* [DATA FOR REVIEW]
========================
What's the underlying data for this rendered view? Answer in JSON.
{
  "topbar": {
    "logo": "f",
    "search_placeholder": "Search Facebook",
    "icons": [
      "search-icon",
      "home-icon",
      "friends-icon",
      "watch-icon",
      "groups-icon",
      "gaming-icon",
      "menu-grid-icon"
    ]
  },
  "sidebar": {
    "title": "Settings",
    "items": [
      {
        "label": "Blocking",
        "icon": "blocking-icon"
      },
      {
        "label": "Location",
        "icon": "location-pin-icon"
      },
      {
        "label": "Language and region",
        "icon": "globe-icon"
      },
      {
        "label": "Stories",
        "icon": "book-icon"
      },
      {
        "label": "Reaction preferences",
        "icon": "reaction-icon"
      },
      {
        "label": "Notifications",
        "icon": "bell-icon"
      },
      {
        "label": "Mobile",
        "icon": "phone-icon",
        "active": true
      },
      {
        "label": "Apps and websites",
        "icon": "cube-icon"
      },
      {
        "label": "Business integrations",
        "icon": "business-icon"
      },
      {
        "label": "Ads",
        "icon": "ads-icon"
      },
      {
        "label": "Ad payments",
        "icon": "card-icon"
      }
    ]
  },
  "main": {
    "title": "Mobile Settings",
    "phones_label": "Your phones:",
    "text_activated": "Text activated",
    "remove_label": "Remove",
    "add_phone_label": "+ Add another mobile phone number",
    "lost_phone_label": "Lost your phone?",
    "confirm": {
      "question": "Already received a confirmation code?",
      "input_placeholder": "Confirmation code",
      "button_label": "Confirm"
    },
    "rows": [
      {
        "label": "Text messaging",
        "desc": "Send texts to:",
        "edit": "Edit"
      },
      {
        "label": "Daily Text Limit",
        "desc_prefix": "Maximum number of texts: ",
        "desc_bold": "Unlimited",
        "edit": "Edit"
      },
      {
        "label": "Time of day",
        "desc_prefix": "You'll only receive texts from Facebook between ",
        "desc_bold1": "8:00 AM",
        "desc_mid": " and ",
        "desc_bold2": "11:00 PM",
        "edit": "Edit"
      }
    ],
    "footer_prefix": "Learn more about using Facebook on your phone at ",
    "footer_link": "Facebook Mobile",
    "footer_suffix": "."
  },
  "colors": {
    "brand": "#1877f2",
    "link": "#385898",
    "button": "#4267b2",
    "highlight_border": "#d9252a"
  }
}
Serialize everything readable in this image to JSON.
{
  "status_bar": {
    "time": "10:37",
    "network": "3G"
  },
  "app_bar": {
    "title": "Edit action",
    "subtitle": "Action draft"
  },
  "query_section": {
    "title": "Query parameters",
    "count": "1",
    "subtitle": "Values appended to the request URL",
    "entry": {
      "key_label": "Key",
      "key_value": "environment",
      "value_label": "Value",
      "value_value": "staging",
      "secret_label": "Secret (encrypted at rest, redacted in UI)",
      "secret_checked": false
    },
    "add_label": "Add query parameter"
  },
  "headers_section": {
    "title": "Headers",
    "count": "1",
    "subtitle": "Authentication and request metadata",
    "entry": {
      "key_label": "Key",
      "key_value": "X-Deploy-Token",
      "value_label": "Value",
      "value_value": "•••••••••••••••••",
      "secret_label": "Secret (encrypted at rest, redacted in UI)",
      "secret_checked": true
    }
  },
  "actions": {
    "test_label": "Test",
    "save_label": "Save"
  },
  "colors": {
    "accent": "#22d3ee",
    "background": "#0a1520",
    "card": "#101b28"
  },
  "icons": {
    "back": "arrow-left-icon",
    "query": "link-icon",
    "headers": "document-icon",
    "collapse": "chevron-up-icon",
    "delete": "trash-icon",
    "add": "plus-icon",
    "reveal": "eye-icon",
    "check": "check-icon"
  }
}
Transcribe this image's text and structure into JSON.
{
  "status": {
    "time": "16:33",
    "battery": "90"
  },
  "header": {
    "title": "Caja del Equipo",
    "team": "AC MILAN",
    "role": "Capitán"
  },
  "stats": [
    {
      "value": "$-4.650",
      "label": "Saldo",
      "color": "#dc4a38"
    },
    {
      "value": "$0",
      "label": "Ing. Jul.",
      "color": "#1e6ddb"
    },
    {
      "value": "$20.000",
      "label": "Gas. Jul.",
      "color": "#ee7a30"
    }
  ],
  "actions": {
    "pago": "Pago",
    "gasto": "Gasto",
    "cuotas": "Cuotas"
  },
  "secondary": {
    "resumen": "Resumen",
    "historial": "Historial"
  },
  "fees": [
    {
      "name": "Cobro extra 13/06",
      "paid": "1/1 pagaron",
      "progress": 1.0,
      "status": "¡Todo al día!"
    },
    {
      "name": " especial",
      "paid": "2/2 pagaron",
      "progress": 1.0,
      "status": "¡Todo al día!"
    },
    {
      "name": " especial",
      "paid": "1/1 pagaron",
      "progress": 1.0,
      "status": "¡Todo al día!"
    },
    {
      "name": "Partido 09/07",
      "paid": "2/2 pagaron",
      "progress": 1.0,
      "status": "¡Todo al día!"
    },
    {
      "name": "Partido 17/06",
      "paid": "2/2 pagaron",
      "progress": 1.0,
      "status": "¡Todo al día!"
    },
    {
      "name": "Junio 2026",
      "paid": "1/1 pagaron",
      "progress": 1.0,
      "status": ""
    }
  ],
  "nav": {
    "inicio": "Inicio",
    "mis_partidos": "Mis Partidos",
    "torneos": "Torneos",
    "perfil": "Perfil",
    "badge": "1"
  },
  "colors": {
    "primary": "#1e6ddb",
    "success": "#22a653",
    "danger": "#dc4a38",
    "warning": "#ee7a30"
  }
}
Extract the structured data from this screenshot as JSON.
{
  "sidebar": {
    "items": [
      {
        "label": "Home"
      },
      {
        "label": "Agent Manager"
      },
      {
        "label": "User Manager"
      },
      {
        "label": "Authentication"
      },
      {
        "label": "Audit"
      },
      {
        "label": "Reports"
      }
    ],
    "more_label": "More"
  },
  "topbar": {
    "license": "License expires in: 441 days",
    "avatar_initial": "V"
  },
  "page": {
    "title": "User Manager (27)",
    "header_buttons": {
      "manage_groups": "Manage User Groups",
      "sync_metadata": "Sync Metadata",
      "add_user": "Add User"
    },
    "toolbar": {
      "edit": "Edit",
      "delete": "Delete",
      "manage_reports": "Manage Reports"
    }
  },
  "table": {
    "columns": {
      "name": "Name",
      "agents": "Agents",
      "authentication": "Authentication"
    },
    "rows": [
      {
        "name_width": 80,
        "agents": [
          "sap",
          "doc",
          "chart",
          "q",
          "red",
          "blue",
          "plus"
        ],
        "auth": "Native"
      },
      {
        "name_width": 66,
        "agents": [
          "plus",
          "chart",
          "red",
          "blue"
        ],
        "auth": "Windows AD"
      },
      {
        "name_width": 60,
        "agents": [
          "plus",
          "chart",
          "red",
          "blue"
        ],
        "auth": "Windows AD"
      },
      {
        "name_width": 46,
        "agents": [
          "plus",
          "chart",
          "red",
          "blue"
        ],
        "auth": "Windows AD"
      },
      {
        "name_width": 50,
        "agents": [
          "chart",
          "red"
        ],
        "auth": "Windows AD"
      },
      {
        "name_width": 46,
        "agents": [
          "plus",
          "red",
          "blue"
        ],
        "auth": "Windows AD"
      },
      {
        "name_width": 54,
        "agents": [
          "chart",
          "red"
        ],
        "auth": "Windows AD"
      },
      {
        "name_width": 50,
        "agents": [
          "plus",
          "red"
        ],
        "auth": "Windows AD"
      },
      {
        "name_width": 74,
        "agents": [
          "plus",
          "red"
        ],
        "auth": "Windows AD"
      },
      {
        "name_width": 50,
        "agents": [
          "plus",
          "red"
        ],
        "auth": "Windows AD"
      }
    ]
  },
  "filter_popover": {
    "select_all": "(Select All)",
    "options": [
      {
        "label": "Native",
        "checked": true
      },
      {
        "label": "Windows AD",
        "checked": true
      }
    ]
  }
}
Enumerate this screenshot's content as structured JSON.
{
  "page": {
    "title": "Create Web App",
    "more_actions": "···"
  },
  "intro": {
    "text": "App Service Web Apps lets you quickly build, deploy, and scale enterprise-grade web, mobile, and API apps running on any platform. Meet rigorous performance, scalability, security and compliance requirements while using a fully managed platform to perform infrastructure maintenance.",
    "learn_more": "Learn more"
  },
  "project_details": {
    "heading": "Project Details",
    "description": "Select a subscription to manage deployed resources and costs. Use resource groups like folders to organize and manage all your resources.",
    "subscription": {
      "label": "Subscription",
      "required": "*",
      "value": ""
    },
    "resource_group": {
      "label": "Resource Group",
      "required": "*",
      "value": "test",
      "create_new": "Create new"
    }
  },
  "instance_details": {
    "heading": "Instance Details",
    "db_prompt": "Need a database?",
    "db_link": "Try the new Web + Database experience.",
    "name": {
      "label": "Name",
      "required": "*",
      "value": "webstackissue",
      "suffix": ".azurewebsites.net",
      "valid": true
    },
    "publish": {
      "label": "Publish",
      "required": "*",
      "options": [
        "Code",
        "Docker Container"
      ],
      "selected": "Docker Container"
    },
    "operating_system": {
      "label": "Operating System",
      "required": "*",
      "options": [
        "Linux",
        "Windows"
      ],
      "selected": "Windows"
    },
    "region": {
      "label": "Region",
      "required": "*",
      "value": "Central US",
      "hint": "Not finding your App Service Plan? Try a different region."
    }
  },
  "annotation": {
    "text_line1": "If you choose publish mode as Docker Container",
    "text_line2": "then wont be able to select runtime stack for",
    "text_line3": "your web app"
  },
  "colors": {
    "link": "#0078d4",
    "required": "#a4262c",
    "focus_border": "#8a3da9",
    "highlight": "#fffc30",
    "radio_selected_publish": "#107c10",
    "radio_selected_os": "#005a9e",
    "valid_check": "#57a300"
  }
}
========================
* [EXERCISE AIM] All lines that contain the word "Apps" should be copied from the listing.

* [RESPONSE AREA]
        "label": "Apps and websites",
    "text": "App Service Web Apps lets you quickly build, deploy, and scale enterprise-grade web, mobile, and API apps running on any platform. Meet rigorous performance, scalability, security and compliance requirements while using a fully managed platform to perform infrastructure maintenance.",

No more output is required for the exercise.